• Information shown:
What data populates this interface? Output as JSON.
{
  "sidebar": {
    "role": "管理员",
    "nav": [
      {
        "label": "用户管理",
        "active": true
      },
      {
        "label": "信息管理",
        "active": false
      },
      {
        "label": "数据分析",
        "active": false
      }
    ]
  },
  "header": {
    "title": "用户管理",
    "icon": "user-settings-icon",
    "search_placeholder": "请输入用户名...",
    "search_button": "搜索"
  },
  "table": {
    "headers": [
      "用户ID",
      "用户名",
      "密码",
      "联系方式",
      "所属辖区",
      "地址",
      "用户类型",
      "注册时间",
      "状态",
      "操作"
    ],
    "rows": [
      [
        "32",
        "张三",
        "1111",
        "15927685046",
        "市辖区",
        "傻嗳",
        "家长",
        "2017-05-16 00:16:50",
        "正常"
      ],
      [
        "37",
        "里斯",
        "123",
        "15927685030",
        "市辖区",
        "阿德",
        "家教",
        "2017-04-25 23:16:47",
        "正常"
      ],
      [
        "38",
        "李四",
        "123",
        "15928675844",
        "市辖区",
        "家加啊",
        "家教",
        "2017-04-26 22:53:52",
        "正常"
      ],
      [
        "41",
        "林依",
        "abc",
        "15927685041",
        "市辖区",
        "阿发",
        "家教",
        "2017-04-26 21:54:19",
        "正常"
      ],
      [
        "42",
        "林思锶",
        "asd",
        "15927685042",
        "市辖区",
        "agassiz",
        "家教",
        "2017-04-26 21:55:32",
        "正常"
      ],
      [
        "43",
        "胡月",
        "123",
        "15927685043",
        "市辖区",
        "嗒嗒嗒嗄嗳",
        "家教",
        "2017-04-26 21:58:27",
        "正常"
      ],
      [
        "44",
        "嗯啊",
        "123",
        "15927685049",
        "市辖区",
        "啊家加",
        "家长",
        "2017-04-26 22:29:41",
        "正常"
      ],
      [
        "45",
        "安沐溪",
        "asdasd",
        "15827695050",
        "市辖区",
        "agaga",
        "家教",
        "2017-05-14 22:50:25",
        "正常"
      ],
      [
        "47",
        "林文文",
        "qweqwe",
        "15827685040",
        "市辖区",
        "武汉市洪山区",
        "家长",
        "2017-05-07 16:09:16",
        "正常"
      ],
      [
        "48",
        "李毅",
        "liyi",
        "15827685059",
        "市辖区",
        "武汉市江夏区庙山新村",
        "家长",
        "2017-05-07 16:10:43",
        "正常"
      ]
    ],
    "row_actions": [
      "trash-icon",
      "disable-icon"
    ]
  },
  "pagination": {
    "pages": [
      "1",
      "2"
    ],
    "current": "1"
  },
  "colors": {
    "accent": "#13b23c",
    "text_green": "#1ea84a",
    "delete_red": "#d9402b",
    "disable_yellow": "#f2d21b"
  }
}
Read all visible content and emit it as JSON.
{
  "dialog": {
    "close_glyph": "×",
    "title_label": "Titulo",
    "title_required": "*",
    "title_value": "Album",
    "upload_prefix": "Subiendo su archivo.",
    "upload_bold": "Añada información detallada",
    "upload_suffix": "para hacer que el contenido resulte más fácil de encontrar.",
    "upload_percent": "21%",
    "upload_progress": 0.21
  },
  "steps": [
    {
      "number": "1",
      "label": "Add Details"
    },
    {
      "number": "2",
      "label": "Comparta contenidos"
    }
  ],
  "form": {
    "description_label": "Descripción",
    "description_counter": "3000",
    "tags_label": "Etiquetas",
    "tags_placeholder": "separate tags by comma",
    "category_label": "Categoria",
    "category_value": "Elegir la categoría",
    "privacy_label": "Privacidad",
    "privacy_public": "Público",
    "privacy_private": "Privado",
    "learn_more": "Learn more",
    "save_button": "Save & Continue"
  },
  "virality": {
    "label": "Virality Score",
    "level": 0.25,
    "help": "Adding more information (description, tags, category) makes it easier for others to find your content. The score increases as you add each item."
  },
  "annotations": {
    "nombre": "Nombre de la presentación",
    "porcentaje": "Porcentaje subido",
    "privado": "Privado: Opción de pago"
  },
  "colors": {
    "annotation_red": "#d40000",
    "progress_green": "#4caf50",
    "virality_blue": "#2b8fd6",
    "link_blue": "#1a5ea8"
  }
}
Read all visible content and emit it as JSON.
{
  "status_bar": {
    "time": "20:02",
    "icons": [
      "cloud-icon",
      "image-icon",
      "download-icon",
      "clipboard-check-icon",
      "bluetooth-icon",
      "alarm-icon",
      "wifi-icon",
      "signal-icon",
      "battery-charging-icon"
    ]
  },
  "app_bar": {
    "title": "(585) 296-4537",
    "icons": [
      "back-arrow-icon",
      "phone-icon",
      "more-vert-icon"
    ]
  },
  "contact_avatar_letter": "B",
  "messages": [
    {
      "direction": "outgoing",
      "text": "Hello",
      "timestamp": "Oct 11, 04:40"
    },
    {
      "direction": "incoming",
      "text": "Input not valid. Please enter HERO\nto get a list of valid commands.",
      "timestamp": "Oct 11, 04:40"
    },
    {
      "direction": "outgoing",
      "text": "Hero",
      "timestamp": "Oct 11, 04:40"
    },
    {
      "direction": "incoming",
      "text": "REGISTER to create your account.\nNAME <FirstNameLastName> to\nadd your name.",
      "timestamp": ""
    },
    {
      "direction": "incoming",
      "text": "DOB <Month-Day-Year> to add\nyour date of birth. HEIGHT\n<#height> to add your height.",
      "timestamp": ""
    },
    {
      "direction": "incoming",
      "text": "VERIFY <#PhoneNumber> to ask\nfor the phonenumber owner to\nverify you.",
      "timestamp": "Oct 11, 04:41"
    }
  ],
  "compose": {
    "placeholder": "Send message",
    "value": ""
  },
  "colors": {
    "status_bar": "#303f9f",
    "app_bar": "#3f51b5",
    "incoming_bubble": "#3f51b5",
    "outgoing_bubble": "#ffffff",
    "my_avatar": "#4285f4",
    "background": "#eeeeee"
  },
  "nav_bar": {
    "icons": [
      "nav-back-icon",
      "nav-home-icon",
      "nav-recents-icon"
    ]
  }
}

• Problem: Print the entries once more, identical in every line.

• Answer area:
What data populates this interface? Output as JSON.
{
  "sidebar": {
    "role": "管理员",
    "nav": [
      {
        "label": "用户管理",
        "active": true
      },
      {
        "label": "信息管理",
        "active": false
      },
      {
        "label": "数据分析",
        "active": false
      }
    ]
  },
  "header": {
    "title": "用户管理",
    "icon": "user-settings-icon",
    "search_placeholder": "请输入用户名...",
    "search_button": "搜索"
  },
  "table": {
    "headers": [
      "用户ID",
      "用户名",
      "密码",
      "联系方式",
      "所属辖区",
      "地址",
      "用户类型",
      "注册时间",
      "状态",
      "操作"
    ],
    "rows": [
      [
        "32",
        "张三",
        "1111",
        "15927685046",
        "市辖区",
        "傻嗳",
        "家长",
        "2017-05-16 00:16:50",
        "正常"
      ],
      [
        "37",
        "里斯",
        "123",
        "15927685030",
        "市辖区",
        "阿德",
        "家教",
        "2017-04-25 23:16:47",
        "正常"
      ],
      [
        "38",
        "李四",
        "123",
        "15928675844",
        "市辖区",
        "家加啊",
        "家教",
        "2017-04-26 22:53:52",
        "正常"
      ],
      [
        "41",
        "林依",
        "abc",
        "15927685041",
        "市辖区",
        "阿发",
        "家教",
        "2017-04-26 21:54:19",
        "正常"
      ],
      [
        "42",
        "林思锶",
        "asd",
        "15927685042",
        "市辖区",
        "agassiz",
        "家教",
        "2017-04-26 21:55:32",
        "正常"
      ],
      [
        "43",
        "胡月",
        "123",
        "15927685043",
        "市辖区",
        "嗒嗒嗒嗄嗳",
        "家教",
        "2017-04-26 21:58:27",
        "正常"
      ],
      [
        "44",
        "嗯啊",
        "123",
        "15927685049",
        "市辖区",
        "啊家加",
        "家长",
        "2017-04-26 22:29:41",
        "正常"
      ],
      [
        "45",
        "安沐溪",
        "asdasd",
        "15827695050",
        "市辖区",
        "agaga",
        "家教",
        "2017-05-14 22:50:25",
        "正常"
      ],
      [
        "47",
        "林文文",
        "qweqwe",
        "15827685040",
        "市辖区",
        "武汉市洪山区",
        "家长",
        "2017-05-07 16:09:16",
        "正常"
      ],
      [
        "48",
        "李毅",
        "liyi",
        "15827685059",
        "市辖区",
        "武汉市江夏区庙山新村",
        "家长",
        "2017-05-07 16:10:43",
        "正常"
      ]
    ],
    "row_actions": [
      "trash-icon",
      "disable-icon"
    ]
  },
  "pagination": {
    "pages": [
      "1",
      "2"
    ],
    "current": "1"
  },
  "colors": {
    "accent": "#13b23c",
    "text_green": "#1ea84a",
    "delete_red": "#d9402b",
    "disable_yellow": "#f2d21b"
  }
}
Read all visible content and emit it as JSON.
{
  "dialog": {
    "close_glyph": "×",
    "title_label": "Titulo",
    "title_required": "*",
    "title_value": "Album",
    "upload_prefix": "Subiendo su archivo.",
    "upload_bold": "Añada información detallada",
    "upload_suffix": "para hacer que el contenido resulte más fácil de encontrar.",
    "upload_percent": "21%",
    "upload_progress": 0.21
  },
  "steps": [
    {
      "number": "1",
      "label": "Add Details"
    },
    {
      "number": "2",
      "label": "Comparta contenidos"
    }
  ],
  "form": {
    "description_label": "Descripción",
    "description_counter": "3000",
    "tags_label": "Etiquetas",
    "tags_placeholder": "separate tags by comma",
    "category_label": "Categoria",
    "category_value": "Elegir la categoría",
    "privacy_label": "Privacidad",
    "privacy_public": "Público",
    "privacy_private": "Privado",
    "learn_more": "Learn more",
    "save_button": "Save & Continue"
  },
  "virality": {
    "label": "Virality Score",
    "level": 0.25,
    "help": "Adding more information (description, tags, category) makes it easier for others to find your content. The score increases as you add each item."
  },
  "annotations": {
    "nombre": "Nombre de la presentación",
    "porcentaje": "Porcentaje subido",
    "privado": "Privado: Opción de pago"
  },
  "colors": {
    "annotation_red": "#d40000",
    "progress_green": "#4caf50",
    "virality_blue": "#2b8fd6",
    "link_blue": "#1a5ea8"
  }
}
Read all visible content and emit it as JSON.
{
  "status_bar": {
    "time": "20:02",
    "icons": [
      "cloud-icon",
      "image-icon",
      "download-icon",
      "clipboard-check-icon",
      "bluetooth-icon",
      "alarm-icon",
      "wifi-icon",
      "signal-icon",
      "battery-charging-icon"
    ]
  },
  "app_bar": {
    "title": "(585) 296-4537",
    "icons": [
      "back-arrow-icon",
      "phone-icon",
      "more-vert-icon"
    ]
  },
  "contact_avatar_letter": "B",
  "messages": [
    {
      "direction": "outgoing",
      "text": "Hello",
      "timestamp": "Oct 11, 04:40"
    },
    {
      "direction": "incoming",
      "text": "Input not valid. Please enter HERO\nto get a list of valid commands.",
      "timestamp": "Oct 11, 04:40"
    },
    {
      "direction": "outgoing",
      "text": "Hero",
      "timestamp": "Oct 11, 04:40"
    },
    {
      "direction": "incoming",
      "text": "REGISTER to create your account.\nNAME <FirstNameLastName> to\nadd your name.",
      "timestamp": ""
    },
    {
      "direction": "incoming",
      "text": "DOB <Month-Day-Year> to add\nyour date of birth. HEIGHT\n<#height> to add your height.",
      "timestamp": ""
    },
    {
      "direction": "incoming",
      "text": "VERIFY <#PhoneNumber> to ask\nfor the phonenumber owner to\nverify you.",
      "timestamp": "Oct 11, 04:41"
    }
  ],
  "compose": {
    "placeholder": "Send message",
    "value": ""
  },
  "colors": {
    "status_bar": "#303f9f",
    "app_bar": "#3f51b5",
    "incoming_bubble": "#3f51b5",
    "outgoing_bubble": "#ffffff",
    "my_avatar": "#4285f4",
    "background": "#eeeeee"
  },
  "nav_bar": {
    "icons": [
      "nav-back-icon",
      "nav-home-icon",
      "nav-recents-icon"
    ]
  }
}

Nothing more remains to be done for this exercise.